Description

The Cave Creek Complex fires of June and July of 2005 north of Phoenix, Arizona, U.S.A. burned 248,310 acres of Sonoran desert, primarily on the Tonto National Forest, USFS. The
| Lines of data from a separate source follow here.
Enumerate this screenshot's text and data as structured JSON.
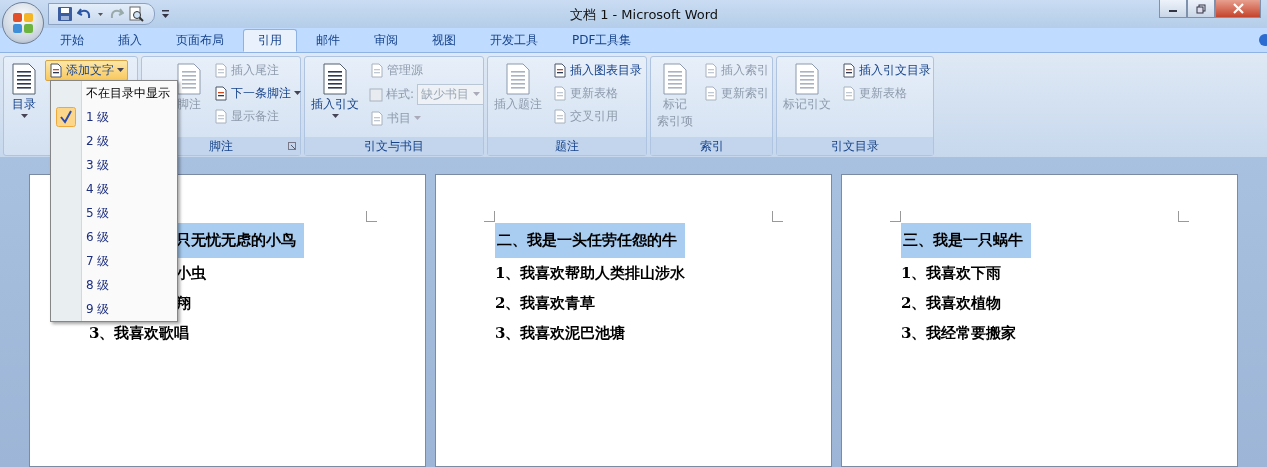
{
  "window": {
    "title": "文档 1 - Microsoft Word"
  },
  "tabs": [
    {
      "label": "开始",
      "selected": false
    },
    {
      "label": "插入",
      "selected": false
    },
    {
      "label": "页面布局",
      "selected": false
    },
    {
      "label": "引用",
      "selected": true
    },
    {
      "label": "邮件",
      "selected": false
    },
    {
      "label": "审阅",
      "selected": false
    },
    {
      "label": "视图",
      "selected": false
    },
    {
      "label": "开发工具",
      "selected": false
    },
    {
      "label": "PDF工具集",
      "selected": false
    }
  ],
  "ribbon_groups": [
    {
      "large": [
        {
          "lines": [
            "目录"
          ],
          "disabled": false,
          "dropdown": true
        }
      ],
      "small": [
        {
          "kind": "button",
          "label": "添加文字",
          "disabled": false,
          "dropdown": true,
          "pressed": true
        }
      ]
    },
    {
      "label": "脚注",
      "launcher": true,
      "large": [
        {
          "lines": [
            "脚注"
          ],
          "disabled": true,
          "covered": true
        }
      ],
      "small": [
        {
          "kind": "button",
          "label": "插入尾注",
          "disabled": true,
          "pressed": false
        },
        {
          "kind": "button",
          "label": "下一条脚注",
          "disabled": false,
          "dropdown": true,
          "pressed": false
        },
        {
          "kind": "button",
          "label": "显示备注",
          "disabled": true,
          "pressed": false
        }
      ]
    },
    {
      "label": "引文与书目",
      "large": [
        {
          "lines": [
            "插入引文"
          ],
          "disabled": false,
          "dropdown": true
        }
      ],
      "small": [
        {
          "kind": "button",
          "label": "管理源",
          "disabled": true,
          "pressed": false
        },
        {
          "kind": "combo",
          "label": "样式:",
          "value": "缺少书目",
          "disabled": true
        },
        {
          "kind": "button",
          "label": "书目",
          "disabled": true,
          "dropdown": true,
          "pressed": false
        }
      ]
    },
    {
      "label": "题注",
      "large": [
        {
          "lines": [
            "插入题注"
          ],
          "disabled": true
        }
      ],
      "small": [
        {
          "kind": "button",
          "label": "插入图表目录",
          "disabled": false,
          "pressed": false
        },
        {
          "kind": "button",
          "label": "更新表格",
          "disabled": true,
          "pressed": false
        },
        {
          "kind": "button",
          "label": "交叉引用",
          "disabled": true,
          "pressed": false
        }
      ]
    },
    {
      "label": "索引",
      "large": [
        {
          "lines": [
            "标记",
            "索引项"
          ],
          "disabled": true
        }
      ],
      "small": [
        {
          "kind": "button",
          "label": "插入索引",
          "disabled": true,
          "pressed": false
        },
        {
          "kind": "button",
          "label": "更新索引",
          "disabled": true,
          "pressed": false
        }
      ]
    },
    {
      "label": "引文目录",
      "large": [
        {
          "lines": [
            "标记引文"
          ],
          "disabled": true
        }
      ],
      "small": [
        {
          "kind": "button",
          "label": "插入引文目录",
          "disabled": false,
          "pressed": false
        },
        {
          "kind": "button",
          "label": "更新表格",
          "disabled": true,
          "pressed": false
        }
      ]
    }
  ],
  "menu": {
    "items": [
      {
        "label": "不在目录中显示",
        "selected": false
      },
      {
        "label": "1 级",
        "selected": true
      },
      {
        "label": "2 级",
        "selected": false
      },
      {
        "label": "3 级",
        "selected": false
      },
      {
        "label": "4 级",
        "selected": false
      },
      {
        "label": "5 级",
        "selected": false
      },
      {
        "label": "6 级",
        "selected": false
      },
      {
        "label": "7 级",
        "selected": false
      },
      {
        "label": "8 级",
        "selected": false
      },
      {
        "label": "9 级",
        "selected": false
      }
    ]
  },
  "pages": [
    {
      "lines": [
        {
          "text": "只无忧无虑的小鸟",
          "highlighted": true,
          "covered": true
        },
        {
          "text": "小虫",
          "highlighted": false,
          "covered": true
        },
        {
          "text": "翔",
          "highlighted": false,
          "covered": true
        },
        {
          "text": "3、我喜欢歌唱",
          "highlighted": false
        }
      ]
    },
    {
      "lines": [
        {
          "text": "二、我是一头任劳任怨的牛",
          "highlighted": true
        },
        {
          "text": "1、我喜欢帮助人类排山涉水",
          "highlighted": false
        },
        {
          "text": "2、我喜欢青草",
          "highlighted": false
        },
        {
          "text": "3、我喜欢泥巴池塘",
          "highlighted": false
        }
      ]
    },
    {
      "lines": [
        {
          "text": "三、我是一只蜗牛",
          "highlighted": true
        },
        {
          "text": "1、我喜欢下雨",
          "highlighted": false
        },
        {
          "text": "2、我喜欢植物",
          "highlighted": false
        },
        {
          "text": "3、我经常要搬家",
          "highlighted": false
        }
      ]
    }
  ]
}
The Cave Creek Complex fires of June and July of 2005 north of Phoenix, Arizona, U.S.A. burned 248,310 acres of Sonoran desert, primarily on the Tonto National Forest, USFS. The fires consumed multiple stands of the keystone species Carnegiea gigantea, the saguaro cactus. Restoration efforts in late spring 2007 involved the monitoring of 200 transplanted saguaro cacti over a two year period for overall establishment and success. Observation of local saguaro distribution suggests that soil factors might influence saguaro growth. Therefore, soil samples were collected from each transplant location and analyzed for percentage coarse fragments, texture, pH and electrical conductivity as soil collection and analysis of these variables are relatively inexpensive and expedient. Regression analysis was used to determine which, if any of these soil characteristics significantly correlated with plant growth. The results of this study found significant correlation between saguaro transplant growth and the soil variables of clay content and pH, but no correlation between saguaro growth and coarse fragment percentages or electrical conductivity.

Contributors

Agent

Created

Date Created
  • 2013